=== INFORMATION SUPPLIED ===

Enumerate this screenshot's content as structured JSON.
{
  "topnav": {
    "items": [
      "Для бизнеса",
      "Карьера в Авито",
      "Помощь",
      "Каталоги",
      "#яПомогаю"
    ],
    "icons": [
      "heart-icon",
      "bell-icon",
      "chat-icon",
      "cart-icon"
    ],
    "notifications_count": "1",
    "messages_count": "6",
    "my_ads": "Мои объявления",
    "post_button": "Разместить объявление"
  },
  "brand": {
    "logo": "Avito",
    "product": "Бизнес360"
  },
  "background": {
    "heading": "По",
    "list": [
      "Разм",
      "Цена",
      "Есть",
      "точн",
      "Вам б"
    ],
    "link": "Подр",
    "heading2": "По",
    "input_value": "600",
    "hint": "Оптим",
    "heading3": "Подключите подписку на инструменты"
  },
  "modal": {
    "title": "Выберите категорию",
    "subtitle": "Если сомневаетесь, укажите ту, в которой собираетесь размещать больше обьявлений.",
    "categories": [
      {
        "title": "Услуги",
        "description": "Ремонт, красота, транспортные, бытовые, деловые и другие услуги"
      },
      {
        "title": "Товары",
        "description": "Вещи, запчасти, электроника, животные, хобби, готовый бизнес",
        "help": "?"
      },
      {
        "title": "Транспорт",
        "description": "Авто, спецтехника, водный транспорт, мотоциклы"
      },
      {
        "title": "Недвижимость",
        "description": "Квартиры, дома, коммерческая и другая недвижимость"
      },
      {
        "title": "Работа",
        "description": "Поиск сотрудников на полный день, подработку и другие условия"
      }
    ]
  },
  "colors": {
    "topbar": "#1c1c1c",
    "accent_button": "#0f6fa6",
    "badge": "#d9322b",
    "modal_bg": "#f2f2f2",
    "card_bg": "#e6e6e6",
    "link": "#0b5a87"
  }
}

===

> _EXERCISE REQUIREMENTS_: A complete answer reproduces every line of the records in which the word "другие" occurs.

> _SOLUTION FOR THIS PROBLEM_:
        "description": "Ремонт, красота, транспортные, бытовые, деловые и другие услуги"
        "description": "Поиск сотрудников на полный день, подработку и другие условия"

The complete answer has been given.